I remember these memories through some kind of an immunity filter that means I have been inoculated against the full impact of the original experience of the abuse events themselves. I can choose how close or how distant I want to approach these memories, as if they all have a variety of entry and exit points contained within them. I always can utilize some version of the protection that this inoculation provides me.
I do not, however, have the same kind of protection against this particular memory. It, and I am sure thousands of other ones that are invisible to me, does not provide for me a SAFE PLACE or a secure platform to either view the memory or even to approach it. I can feel the boundary that my original dissociation from this memory created. It is a kind of energy field that disorganizes and disorients both my body and my mind when I think about it.
As I worked in therapy with my treatment center therapist about this experience, we clearly identified an identity that I best call Captain Nemo who secures the boundaries around the memory of this experience. Captain Nemo, of course, is the maligned and melancholic isolationist mastermind from the Jules Verne classic, 20,000 Leagues Under the Sea. I was very impressed with the movie when I watched it as a child. But in my own internal version, Captain also raises exquisite and hard-to-grow orchids! As my daughter says, he even has a pastime!
Captain Nemo is very much present at this moment and comes as close as he possibly can to forbidding me to approach this memory. I am not going to become entangled with him, nor do I wish to tangle with him, over this fact. He is there to do a job and I will continue to let him. He is my gate keeper. He, whoever he is, keeps me safe. I appreciate that. He is extremely competent at what he does, and I respect that. He keeps me from being overwhelmed.
I will also, however, tell you the simple facts about this traumatic abuse event. I had changed my baby brother’s stinky cloth diaper, and because it smelled so badly I ran it out of the house as quickly as I could before I went back inside to dress him. I set the diaper down on the water can pallet near the corner of the house, meaning to return to it as soon as I could to rinse it out. I forgot it.
Some hours later my mother went outside to the outhouse. She had passed by the diaper on her way out because it was invisible coming down the steps. But she saw it instantly when she came back, and literally – all hell broke lose.
What I remember is her out-of-control brutal beating and screaming. I am not going close enough to be able to tell you what she was saying, but I will tell me that she shoved me so far out of balance that I fell to the ground near the huge puddle she was forcing me toward. At the moment I hit the ground she began kicking me, hard, and eventually by dragging me by my hair and arms, kicking me all the while, she got me into the puddle — and she would not let me either stand up or get out.

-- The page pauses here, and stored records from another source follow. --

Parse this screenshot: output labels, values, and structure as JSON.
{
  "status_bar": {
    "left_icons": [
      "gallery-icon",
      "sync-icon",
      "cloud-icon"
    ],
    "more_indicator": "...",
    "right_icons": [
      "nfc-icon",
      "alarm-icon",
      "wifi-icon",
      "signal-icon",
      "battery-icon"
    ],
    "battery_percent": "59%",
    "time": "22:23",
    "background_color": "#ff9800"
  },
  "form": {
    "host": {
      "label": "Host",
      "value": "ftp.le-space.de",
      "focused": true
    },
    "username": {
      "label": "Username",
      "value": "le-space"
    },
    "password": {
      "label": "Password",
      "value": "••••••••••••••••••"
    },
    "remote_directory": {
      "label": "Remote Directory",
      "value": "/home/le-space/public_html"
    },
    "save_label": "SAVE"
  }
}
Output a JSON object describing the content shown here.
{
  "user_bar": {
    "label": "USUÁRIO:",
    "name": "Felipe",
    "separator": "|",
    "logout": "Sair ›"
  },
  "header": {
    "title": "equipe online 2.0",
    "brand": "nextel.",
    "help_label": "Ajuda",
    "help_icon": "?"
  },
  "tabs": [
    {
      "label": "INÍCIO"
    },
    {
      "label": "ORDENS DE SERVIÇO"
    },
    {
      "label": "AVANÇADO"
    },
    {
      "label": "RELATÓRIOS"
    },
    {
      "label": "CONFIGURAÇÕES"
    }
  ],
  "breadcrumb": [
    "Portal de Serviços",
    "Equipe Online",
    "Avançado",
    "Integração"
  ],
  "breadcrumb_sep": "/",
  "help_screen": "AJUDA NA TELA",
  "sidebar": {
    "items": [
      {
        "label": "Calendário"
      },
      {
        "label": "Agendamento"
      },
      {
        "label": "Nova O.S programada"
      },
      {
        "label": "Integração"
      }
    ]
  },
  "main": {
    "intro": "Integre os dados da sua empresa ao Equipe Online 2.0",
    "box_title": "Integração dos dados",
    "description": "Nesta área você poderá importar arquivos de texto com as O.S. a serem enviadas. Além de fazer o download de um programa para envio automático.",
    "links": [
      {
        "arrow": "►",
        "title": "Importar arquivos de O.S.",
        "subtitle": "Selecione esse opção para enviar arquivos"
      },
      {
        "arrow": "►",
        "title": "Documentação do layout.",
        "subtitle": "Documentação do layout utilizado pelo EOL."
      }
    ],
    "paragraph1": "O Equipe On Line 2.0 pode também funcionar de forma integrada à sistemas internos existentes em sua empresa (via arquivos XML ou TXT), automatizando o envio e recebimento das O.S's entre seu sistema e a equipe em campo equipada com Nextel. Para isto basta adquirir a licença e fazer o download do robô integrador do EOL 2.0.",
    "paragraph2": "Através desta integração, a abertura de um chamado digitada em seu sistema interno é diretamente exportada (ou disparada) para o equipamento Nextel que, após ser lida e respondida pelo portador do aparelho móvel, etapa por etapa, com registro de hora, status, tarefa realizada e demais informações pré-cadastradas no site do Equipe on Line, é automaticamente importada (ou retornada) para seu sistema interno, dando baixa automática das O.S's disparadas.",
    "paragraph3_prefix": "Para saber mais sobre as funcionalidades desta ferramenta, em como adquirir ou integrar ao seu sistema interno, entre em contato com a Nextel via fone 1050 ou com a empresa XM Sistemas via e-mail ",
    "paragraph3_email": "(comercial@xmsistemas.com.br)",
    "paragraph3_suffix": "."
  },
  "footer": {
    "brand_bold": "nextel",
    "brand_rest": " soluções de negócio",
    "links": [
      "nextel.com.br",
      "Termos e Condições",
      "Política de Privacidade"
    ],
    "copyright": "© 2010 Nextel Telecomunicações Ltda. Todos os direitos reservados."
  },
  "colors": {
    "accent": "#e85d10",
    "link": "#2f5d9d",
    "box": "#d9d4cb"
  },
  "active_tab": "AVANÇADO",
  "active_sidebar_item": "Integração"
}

She had followed me out into the water, forcing me to remain on my hands and knees so that the pebbles on the bottom of the puddle scraped me and burrowed themselves into my skin. She wanted me to crawl around in the puddle and say over and over and over again, “I am a pig! I am a pig! I am a pig!” And I would not do it. The more I resisted the more violent and brutal she became.
That’s it! That’s all I am going to write about this. I’m done now! I refuse to remain here any longer, and will not allow these tears to form in my eyes. This, dear readers, is the gist of this!